◆ Assignment: Nothing but the records beneath, reproduced exactly, should appear in the answer.

◆ Material supplied:

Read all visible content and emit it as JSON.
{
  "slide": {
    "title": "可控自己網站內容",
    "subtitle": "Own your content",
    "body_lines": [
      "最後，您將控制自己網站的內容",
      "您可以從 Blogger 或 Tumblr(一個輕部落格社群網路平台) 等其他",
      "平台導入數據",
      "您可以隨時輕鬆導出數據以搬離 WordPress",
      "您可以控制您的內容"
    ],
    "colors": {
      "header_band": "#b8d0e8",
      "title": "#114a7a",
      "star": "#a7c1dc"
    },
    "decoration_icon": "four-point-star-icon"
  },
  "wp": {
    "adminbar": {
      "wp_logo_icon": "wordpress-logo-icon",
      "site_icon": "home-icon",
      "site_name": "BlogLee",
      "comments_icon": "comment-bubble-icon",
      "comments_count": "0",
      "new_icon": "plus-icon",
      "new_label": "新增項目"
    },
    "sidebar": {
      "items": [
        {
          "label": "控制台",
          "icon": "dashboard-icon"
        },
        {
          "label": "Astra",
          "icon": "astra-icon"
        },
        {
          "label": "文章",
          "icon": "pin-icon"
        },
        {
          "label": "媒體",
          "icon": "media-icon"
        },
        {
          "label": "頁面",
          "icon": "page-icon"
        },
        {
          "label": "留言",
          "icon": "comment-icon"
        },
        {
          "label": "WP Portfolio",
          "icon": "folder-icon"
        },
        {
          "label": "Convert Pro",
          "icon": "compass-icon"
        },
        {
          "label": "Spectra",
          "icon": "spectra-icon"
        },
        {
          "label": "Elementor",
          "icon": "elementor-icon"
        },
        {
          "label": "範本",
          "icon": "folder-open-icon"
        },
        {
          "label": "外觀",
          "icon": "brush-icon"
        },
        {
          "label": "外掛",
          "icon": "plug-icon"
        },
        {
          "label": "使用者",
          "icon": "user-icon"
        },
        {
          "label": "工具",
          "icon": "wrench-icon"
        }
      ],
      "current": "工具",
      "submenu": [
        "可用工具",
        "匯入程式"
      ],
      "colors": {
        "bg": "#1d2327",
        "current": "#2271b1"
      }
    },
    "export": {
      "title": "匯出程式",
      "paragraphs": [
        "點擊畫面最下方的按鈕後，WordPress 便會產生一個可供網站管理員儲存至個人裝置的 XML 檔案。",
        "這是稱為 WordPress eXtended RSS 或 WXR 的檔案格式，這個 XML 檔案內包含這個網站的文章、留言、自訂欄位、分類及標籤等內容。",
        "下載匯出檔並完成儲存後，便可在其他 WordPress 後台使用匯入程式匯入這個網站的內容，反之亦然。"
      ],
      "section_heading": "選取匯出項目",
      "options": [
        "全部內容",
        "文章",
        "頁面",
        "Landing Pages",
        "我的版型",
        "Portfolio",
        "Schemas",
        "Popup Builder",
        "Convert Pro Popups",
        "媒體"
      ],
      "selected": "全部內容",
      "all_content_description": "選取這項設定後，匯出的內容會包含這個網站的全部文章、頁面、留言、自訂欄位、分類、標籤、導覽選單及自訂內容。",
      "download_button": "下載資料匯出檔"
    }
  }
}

◆ Answer section:
Read all visible content and emit it as JSON.
{
  "slide": {
    "title": "可控自己網站內容",
    "subtitle": "Own your content",
    "body_lines": [
      "最後，您將控制自己網站的內容",
      "您可以從 Blogger 或 Tumblr(一個輕部落格社群網路平台) 等其他",
      "平台導入數據",
      "您可以隨時輕鬆導出數據以搬離 WordPress",
      "您可以控制您的內容"
    ],
    "colors": {
      "header_band": "#b8d0e8",
      "title": "#114a7a",
      "star": "#a7c1dc"
    },
    "decoration_icon": "four-point-star-icon"
  },
  "wp": {
    "adminbar": {
      "wp_logo_icon": "wordpress-logo-icon",
      "site_icon": "home-icon",
      "site_name": "BlogLee",
      "comments_icon": "comment-bubble-icon",
      "comments_count": "0",
      "new_icon": "plus-icon",
      "new_label": "新增項目"
    },
    "sidebar": {
      "items": [
        {
          "label": "控制台",
          "icon": "dashboard-icon"
        },
        {
          "label": "Astra",
          "icon": "astra-icon"
        },
        {
          "label": "文章",
          "icon": "pin-icon"
        },
        {
          "label": "媒體",
          "icon": "media-icon"
        },
        {
          "label": "頁面",
          "icon": "page-icon"
        },
        {
          "label": "留言",
          "icon": "comment-icon"
        },
        {
          "label": "WP Portfolio",
          "icon": "folder-icon"
        },
        {
          "label": "Convert Pro",
          "icon": "compass-icon"
        },
        {
          "label": "Spectra",
          "icon": "spectra-icon"
        },
        {
          "label": "Elementor",
          "icon": "elementor-icon"
        },
        {
          "label": "範本",
          "icon": "folder-open-icon"
        },
        {
          "label": "外觀",
          "icon": "brush-icon"
        },
        {
          "label": "外掛",
          "icon": "plug-icon"
        },
        {
          "label": "使用者",
          "icon": "user-icon"
        },
        {
          "label": "工具",
          "icon": "wrench-icon"
        }
      ],
      "current": "工具",
      "submenu": [
        "可用工具",
        "匯入程式"
      ],
      "colors": {
        "bg": "#1d2327",
        "current": "#2271b1"
      }
    },
    "export": {
      "title": "匯出程式",
      "paragraphs": [
        "點擊畫面最下方的按鈕後，WordPress 便會產生一個可供網站管理員儲存至個人裝置的 XML 檔案。",
        "這是稱為 WordPress eXtended RSS 或 WXR 的檔案格式，這個 XML 檔案內包含這個網站的文章、留言、自訂欄位、分類及標籤等內容。",
        "下載匯出檔並完成儲存後，便可在其他 WordPress 後台使用匯入程式匯入這個網站的內容，反之亦然。"
      ],
      "section_heading": "選取匯出項目",
      "options": [
        "全部內容",
        "文章",
        "頁面",
        "Landing Pages",
        "我的版型",
        "Portfolio",
        "Schemas",
        "Popup Builder",
        "Convert Pro Popups",
        "媒體"
      ],
      "selected": "全部內容",
      "all_content_description": "選取這項設定後，匯出的內容會包含這個網站的全部文章、頁面、留言、自訂欄位、分類、標籤、導覽選單及自訂內容。",
      "download_button": "下載資料匯出檔"
    }
  }
}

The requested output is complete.